Last I knew, the full acronym most popularly in use is LGBTQIA. But this doesn’t cover the whole spectrum of identities left out of the heteronormative mainstream, does it? So I start to wonder, how many more letters should we add? Can we possible add enough that we cover the full spectrum of human experience? I’m worried that we can’t. I’m worried that no matter how unwieldy our acronym becomes (and it’s pretty unwieldy already) there’s simply no way to make an acronym truly inclusive.
So, it’s still not exactly ‘news’, but I just finished reading Maria Bello’s Whatever… Love is Love: Questioning The Labels We Give Ourselves (published this past April). It comes a couple of years after her startling New York Times article “Coming Out as a Modern Family.” (You should really read this one too.) The article and her book are based on her son’s response when she revealed to him that she had begun to see a female friend romantically: “Whatever, Mom… love is love” or “Mom, love is love, whatever you are” depending on which text you’re reading.
At the end of the article and book, Bello comes out as a “whatever”
<blockquote>“…I consider myself a W, a whatever, I am lucky enough to have found another W to love. I also take the label of LGBT and whatever other letter you want to add. But I will especially take P. Or we can just get rid of all the letters and instead use the phrase ‘Pay It No Mind.’ Because it’s no one’s business anyway” (160). </blockquote>
This idea resonated with me in light of our ongoing acronym issues. I don’t think any acronym will ever be truly inclusive. You can string letters from one end of the Earth to the other and there will still be experiences, lives, identities left unspoken.
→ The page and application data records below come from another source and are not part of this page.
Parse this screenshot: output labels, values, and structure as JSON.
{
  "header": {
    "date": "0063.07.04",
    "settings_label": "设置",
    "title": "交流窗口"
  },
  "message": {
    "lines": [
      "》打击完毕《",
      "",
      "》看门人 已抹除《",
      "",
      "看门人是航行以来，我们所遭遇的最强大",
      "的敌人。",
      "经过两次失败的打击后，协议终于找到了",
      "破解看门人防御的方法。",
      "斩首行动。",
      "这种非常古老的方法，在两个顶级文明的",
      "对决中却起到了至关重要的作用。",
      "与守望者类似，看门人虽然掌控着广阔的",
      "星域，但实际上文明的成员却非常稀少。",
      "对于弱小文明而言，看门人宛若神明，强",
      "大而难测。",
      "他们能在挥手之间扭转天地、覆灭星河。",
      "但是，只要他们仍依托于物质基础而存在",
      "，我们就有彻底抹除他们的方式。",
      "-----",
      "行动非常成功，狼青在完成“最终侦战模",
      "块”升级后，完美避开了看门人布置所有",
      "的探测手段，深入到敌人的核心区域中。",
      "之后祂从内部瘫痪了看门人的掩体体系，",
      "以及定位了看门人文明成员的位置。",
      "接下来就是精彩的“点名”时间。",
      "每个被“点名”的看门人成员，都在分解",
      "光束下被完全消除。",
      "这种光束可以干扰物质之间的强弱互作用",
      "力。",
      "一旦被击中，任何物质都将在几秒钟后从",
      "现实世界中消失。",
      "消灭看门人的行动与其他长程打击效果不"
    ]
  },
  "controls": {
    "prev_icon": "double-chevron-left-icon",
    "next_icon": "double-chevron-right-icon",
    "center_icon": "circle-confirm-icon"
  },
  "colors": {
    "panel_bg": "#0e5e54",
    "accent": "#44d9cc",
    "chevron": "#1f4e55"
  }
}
So, I’m leaning towards the idea of being a whatever, embracing the single letter in place of the string of them, because we can all be a whatever. We can all just be a W.
I can see where there are problems with W, too. In a world where not everyone is as enlightened as Jackson Blue Bello, there are politics involved in being visible. We define ourselves as existing outside of heteronormativity because we need people to know that we exist; as much as we want it understood that we are just Ws, just human beings like any other, we also need to define our difference to make a case against oppression.
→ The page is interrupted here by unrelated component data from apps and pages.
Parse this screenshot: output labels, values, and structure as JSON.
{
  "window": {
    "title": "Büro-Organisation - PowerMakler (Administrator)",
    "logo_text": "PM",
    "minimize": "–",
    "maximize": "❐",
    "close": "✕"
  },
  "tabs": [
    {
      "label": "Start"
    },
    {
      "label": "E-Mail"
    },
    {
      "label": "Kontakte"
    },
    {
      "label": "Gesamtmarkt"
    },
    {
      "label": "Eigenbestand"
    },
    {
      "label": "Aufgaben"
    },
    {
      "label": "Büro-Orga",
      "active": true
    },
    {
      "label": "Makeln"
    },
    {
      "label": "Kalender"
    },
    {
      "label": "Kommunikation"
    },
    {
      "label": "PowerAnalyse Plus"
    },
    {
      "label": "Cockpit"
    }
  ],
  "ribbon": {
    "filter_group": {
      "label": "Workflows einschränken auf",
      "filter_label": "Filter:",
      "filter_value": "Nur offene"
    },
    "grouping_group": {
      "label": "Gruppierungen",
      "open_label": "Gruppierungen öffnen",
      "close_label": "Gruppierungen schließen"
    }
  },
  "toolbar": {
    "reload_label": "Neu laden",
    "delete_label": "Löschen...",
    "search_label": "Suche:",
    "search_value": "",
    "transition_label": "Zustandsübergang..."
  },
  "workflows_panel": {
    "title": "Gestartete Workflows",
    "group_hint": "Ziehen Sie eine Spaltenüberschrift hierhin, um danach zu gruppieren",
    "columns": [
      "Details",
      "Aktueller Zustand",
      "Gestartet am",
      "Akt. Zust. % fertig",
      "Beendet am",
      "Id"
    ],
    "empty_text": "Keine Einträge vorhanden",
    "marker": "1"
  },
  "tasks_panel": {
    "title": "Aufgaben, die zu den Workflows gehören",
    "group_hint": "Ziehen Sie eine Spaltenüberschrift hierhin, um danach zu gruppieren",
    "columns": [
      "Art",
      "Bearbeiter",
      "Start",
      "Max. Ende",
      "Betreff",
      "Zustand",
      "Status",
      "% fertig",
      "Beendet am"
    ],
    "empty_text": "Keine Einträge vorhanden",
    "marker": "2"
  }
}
However, I like to imagine an ideal world where we recognize that the planet is simply populated by several billion Whatevers. And until that time, the adoption of such an inclusive term might be just the way to both distinguish our identities without the divisive issue of an acronym that never has enough letters. By adopting a term that is inclusive, we will distinguish ourselves as people who believe in the inclusion of all identities. And as long as we believe that, do we really care what our sexual identity is?
While it might not be P for ‘perfect’, I can see a lot of value in ‘Pay It No Mind.’ It is really no one’s business what anyone’s sexual or gender identity is, unless they’re sharing pillows.
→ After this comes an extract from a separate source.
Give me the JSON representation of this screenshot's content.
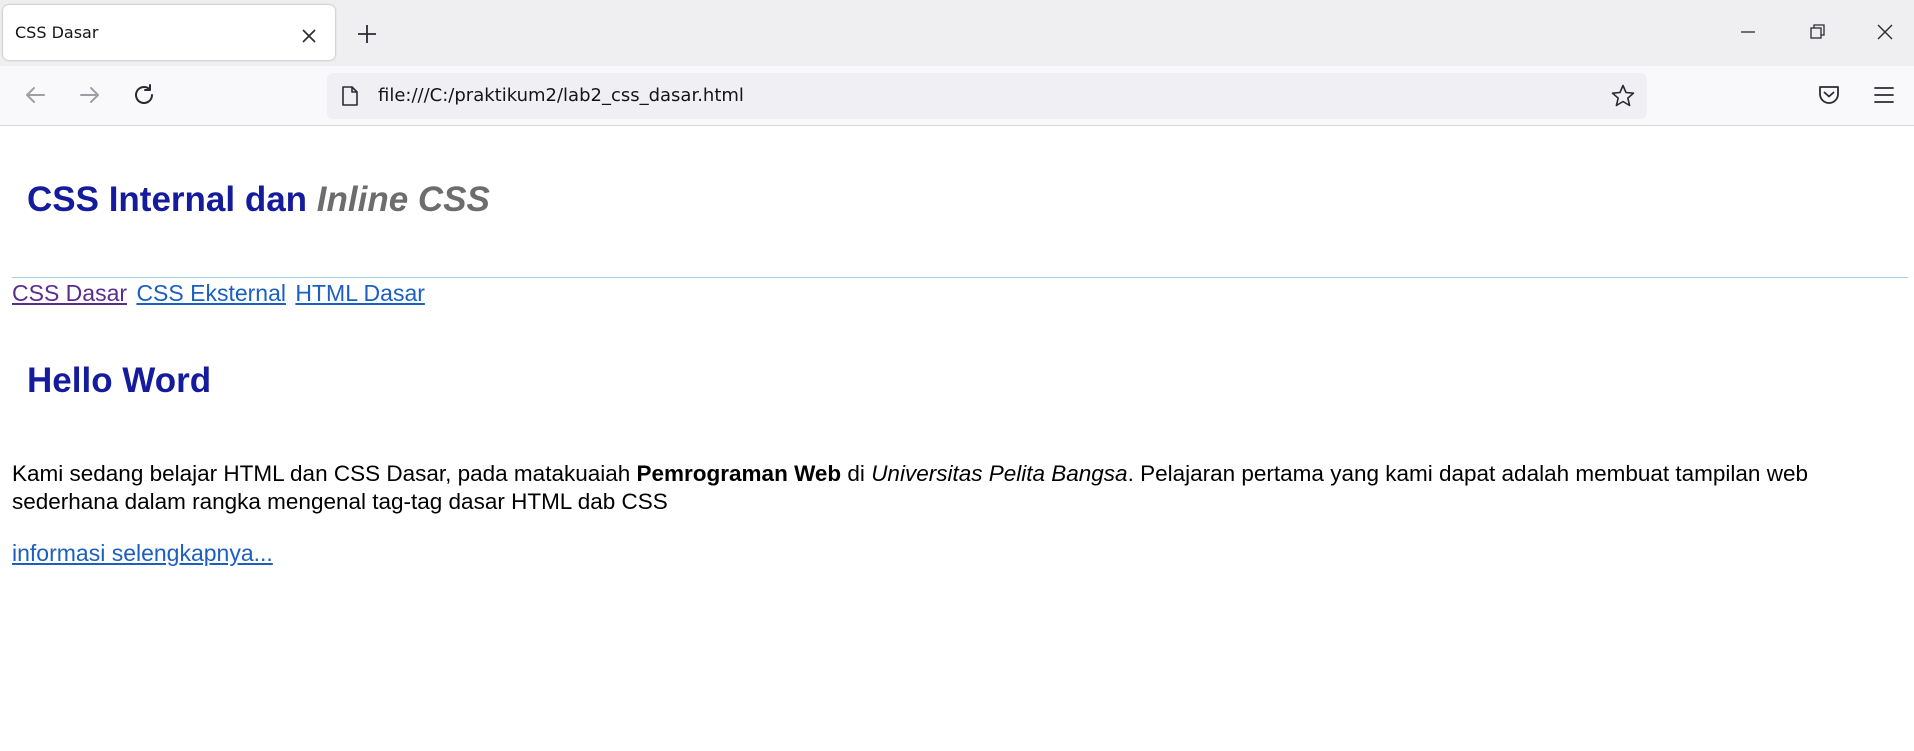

As long as you believe in “love is love,” whatever form that may take for you, for me, for anyone: we want you on the team.
I think W might be as close to a perfect solution as we’re likely to find.